═════ DATA SUPPLIED

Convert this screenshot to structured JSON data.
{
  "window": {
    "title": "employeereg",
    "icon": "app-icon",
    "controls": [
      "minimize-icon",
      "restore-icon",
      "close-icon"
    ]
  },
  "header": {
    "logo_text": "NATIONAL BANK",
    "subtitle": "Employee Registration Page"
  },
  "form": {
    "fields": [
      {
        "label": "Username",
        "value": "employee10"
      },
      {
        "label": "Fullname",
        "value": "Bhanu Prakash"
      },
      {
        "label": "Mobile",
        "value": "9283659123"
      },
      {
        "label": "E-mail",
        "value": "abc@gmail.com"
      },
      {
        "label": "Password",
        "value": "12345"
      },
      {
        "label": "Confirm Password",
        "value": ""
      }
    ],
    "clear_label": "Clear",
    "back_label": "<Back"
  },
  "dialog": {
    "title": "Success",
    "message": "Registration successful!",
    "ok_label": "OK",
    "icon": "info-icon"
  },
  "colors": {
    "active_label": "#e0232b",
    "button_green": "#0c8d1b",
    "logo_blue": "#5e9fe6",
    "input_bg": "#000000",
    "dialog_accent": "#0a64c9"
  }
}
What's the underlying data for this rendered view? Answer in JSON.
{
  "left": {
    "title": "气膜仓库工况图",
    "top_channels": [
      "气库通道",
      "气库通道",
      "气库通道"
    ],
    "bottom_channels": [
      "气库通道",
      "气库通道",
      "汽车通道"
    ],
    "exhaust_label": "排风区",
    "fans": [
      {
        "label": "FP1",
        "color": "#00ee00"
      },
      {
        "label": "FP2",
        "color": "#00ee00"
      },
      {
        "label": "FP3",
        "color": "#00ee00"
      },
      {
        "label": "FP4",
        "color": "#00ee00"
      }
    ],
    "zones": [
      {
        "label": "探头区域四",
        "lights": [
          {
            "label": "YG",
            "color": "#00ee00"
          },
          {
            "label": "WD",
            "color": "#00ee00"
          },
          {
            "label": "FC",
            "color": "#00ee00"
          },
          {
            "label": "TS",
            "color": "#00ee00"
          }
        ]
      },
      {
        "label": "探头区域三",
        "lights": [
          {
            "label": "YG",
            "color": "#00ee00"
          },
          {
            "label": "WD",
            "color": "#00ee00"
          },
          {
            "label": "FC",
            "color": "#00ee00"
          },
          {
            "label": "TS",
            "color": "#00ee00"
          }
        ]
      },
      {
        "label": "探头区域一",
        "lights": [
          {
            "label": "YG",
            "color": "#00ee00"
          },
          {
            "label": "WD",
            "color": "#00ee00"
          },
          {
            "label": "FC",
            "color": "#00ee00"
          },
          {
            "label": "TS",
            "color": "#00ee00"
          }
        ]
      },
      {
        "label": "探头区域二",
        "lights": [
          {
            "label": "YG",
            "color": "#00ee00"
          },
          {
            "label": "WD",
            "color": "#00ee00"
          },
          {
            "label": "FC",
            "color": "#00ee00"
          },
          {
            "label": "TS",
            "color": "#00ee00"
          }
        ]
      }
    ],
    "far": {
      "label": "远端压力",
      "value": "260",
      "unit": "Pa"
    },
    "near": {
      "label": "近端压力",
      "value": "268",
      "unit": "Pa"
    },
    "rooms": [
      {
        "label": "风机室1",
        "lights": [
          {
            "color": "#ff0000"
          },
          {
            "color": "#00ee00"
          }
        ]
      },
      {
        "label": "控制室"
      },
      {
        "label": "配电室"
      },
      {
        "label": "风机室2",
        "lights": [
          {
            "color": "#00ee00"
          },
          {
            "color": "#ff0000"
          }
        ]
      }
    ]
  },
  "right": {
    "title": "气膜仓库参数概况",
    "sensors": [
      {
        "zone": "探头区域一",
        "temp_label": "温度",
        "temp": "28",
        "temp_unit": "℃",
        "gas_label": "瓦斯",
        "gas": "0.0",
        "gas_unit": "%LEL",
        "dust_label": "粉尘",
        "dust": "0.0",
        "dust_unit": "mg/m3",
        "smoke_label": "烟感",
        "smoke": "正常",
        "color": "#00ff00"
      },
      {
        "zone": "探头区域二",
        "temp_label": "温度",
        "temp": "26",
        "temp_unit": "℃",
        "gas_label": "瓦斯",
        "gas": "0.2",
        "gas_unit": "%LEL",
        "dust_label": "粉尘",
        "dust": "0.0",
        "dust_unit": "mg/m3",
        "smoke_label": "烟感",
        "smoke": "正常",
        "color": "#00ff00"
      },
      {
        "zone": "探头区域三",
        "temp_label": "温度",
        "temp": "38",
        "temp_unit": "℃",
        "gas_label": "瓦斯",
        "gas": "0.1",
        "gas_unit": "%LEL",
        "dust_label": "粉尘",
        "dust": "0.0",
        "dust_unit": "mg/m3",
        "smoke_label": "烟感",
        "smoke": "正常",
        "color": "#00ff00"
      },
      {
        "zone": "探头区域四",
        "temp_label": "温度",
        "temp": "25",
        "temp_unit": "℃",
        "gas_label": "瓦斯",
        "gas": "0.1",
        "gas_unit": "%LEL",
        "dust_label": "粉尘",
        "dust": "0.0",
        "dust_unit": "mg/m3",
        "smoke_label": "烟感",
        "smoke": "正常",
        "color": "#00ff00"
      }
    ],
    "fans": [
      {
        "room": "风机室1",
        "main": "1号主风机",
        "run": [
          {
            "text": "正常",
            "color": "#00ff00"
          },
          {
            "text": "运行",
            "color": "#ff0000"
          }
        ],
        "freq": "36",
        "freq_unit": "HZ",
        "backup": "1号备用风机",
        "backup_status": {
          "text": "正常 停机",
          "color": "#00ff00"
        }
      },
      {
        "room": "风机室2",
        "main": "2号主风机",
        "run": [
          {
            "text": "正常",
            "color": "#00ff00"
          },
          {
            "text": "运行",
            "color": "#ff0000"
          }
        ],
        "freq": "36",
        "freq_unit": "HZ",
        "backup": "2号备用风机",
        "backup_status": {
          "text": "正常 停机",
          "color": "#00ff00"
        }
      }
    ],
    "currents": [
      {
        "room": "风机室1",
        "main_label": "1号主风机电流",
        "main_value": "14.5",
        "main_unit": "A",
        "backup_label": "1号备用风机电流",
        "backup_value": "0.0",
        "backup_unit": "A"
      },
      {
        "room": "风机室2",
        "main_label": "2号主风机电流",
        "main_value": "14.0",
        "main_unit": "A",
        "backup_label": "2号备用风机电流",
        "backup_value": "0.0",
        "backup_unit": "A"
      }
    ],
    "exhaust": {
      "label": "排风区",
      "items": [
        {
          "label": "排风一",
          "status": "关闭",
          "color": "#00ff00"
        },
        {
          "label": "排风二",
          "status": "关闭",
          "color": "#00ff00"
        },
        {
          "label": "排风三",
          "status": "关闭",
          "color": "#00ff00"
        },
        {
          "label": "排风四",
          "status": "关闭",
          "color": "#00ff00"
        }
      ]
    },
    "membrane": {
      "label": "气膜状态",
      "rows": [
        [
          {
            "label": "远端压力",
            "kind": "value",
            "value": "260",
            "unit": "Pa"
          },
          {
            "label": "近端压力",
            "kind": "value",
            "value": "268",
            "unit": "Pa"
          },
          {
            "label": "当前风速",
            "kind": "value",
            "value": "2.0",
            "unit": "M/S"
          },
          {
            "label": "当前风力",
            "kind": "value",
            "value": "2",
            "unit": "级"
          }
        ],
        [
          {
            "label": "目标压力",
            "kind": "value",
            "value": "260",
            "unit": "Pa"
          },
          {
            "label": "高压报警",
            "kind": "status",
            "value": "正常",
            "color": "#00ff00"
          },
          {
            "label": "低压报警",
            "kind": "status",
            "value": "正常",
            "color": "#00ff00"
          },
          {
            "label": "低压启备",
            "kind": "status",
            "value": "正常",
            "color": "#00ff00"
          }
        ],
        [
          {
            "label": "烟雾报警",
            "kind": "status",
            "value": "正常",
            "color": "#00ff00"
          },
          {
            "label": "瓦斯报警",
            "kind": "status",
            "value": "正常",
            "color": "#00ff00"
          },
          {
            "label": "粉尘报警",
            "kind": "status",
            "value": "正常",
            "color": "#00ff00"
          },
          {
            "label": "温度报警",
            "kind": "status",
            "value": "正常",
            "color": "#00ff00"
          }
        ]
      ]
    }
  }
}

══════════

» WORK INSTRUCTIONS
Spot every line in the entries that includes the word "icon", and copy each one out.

» EXERCISE ANSWER
    "icon": "app-icon",
      "minimize-icon",
      "restore-icon",
      "close-icon"
    "icon": "info-icon"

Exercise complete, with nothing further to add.